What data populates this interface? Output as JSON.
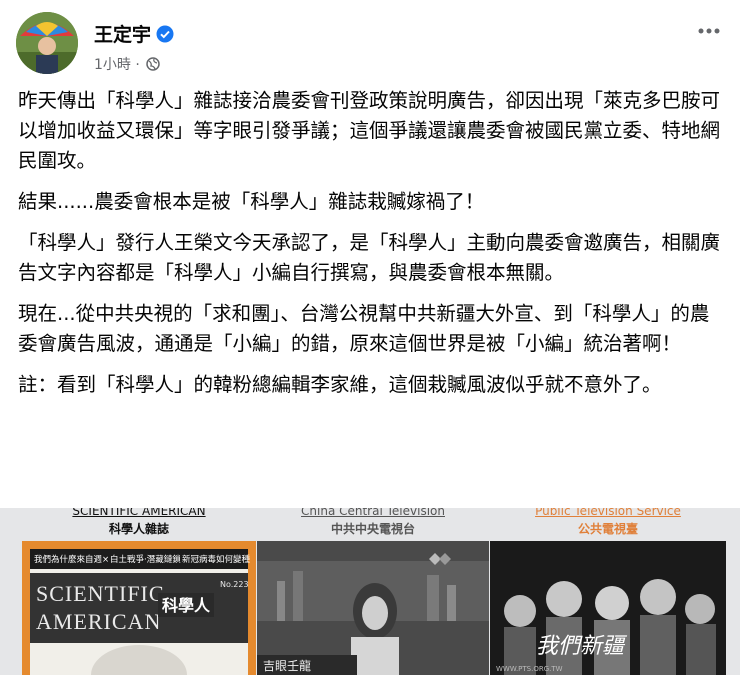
{
  "author": {
    "name": "王定宇",
    "timestamp": "1小時",
    "separator": "·"
  },
  "icons": {
    "verified": "verified-badge-icon",
    "audience": "globe-icon",
    "more": "more-options-icon"
  },
  "paragraphs": [
    "昨天傳出「科學人」雜誌接洽農委會刊登政策說明廣告，卻因出現「萊克多巴胺可以增加收益又環保」等字眼引發爭議；這個爭議還讓農委會被國民黨立委、特地網民圍攻。",
    "結果......農委會根本是被「科學人」雜誌栽贓嫁禍了！",
    "「科學人」發行人王榮文今天承認了，是「科學人」主動向農委會邀廣告，相關廣告文字內容都是「科學人」小編自行撰寫，與農委會根本無關。",
    "現在...從中共央視的「求和團」、台灣公視幫中共新疆大外宣、到「科學人」的農委會廣告風波，通通是「小編」的錯，原來這個世界是被「小編」統治著啊！",
    "註：看到「科學人」的韓粉總編輯李家維，這個栽贓風波似乎就不意外了。"
  ],
  "collage": [
    {
      "label_en": "SCIENTIFIC AMERICAN",
      "label_zh": "科學人雜誌",
      "label_color": "#111111",
      "cover_title_1": "SCIENTIFIC",
      "cover_title_2": "AMERICAN",
      "cover_badge": "科學人",
      "issue": "No.223",
      "headlines": [
        "我們為什麼來自週×",
        "白土戰爭‧潛藏鏈鎖",
        "新冠病毒如何變種"
      ]
    },
    {
      "label_en": "China Central Television",
      "label_zh": "中共中央電視台",
      "label_color": "#555555",
      "caption": "吉眼壬龍"
    },
    {
      "label_en": "Public Television Service",
      "label_zh": "公共電視臺",
      "label_color": "#e0803a",
      "overlay": "我們新疆",
      "url": "WWW.PTS.ORG.TW"
    }
  ],
  "colors": {
    "link_blue": "#1877f2",
    "meta_gray": "#65676b",
    "cover_orange": "#e58a2e"
  }
}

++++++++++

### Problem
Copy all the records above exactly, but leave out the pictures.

### Result of this task
What data populates this interface? Output as JSON.
{
  "author": {
    "name": "王定宇",
    "timestamp": "1小時",
    "separator": "·"
  },
  "icons": {
    "verified": "verified-badge-icon",
    "audience": "globe-icon",
    "more": "more-options-icon"
  },
  "paragraphs": [
    "昨天傳出「科學人」雜誌接洽農委會刊登政策說明廣告，卻因出現「萊克多巴胺可以增加收益又環保」等字眼引發爭議；這個爭議還讓農委會被國民黨立委、特地網民圍攻。",
    "結果......農委會根本是被「科學人」雜誌栽贓嫁禍了！",
    "「科學人」發行人王榮文今天承認了，是「科學人」主動向農委會邀廣告，相關廣告文字內容都是「科學人」小編自行撰寫，與農委會根本無關。",
    "現在...從中共央視的「求和團」、台灣公視幫中共新疆大外宣、到「科學人」的農委會廣告風波，通通是「小編」的錯，原來這個世界是被「小編」統治著啊！",
    "註：看到「科學人」的韓粉總編輯李家維，這個栽贓風波似乎就不意外了。"
  ],
  "collage": [
    {
      "label_en": "SCIENTIFIC AMERICAN",
      "label_zh": "科學人雜誌",
      "label_color": "#111111",
      "cover_title_1": "SCIENTIFIC",
      "cover_title_2": "AMERICAN",
      "cover_badge": "科學人",
      "issue": "No.223",
      "headlines": [
        "我們為什麼來自週×",
        "白土戰爭‧潛藏鏈鎖",
        "新冠病毒如何變種"
      ]
    },
    {
      "label_en": "China Central Television",
      "label_zh": "中共中央電視台",
      "label_color": "#555555",
      "caption": "吉眼壬龍"
    },
    {
      "label_en": "Public Television Service",
      "label_zh": "公共電視臺",
      "label_color": "#e0803a",
      "overlay": "我們新疆",
      "url": "WWW.PTS.ORG.TW"
    }
  ],
  "colors": {
    "link_blue": "#1877f2",
    "meta_gray": "#65676b",
    "cover_orange": "#e58a2e"
  }
}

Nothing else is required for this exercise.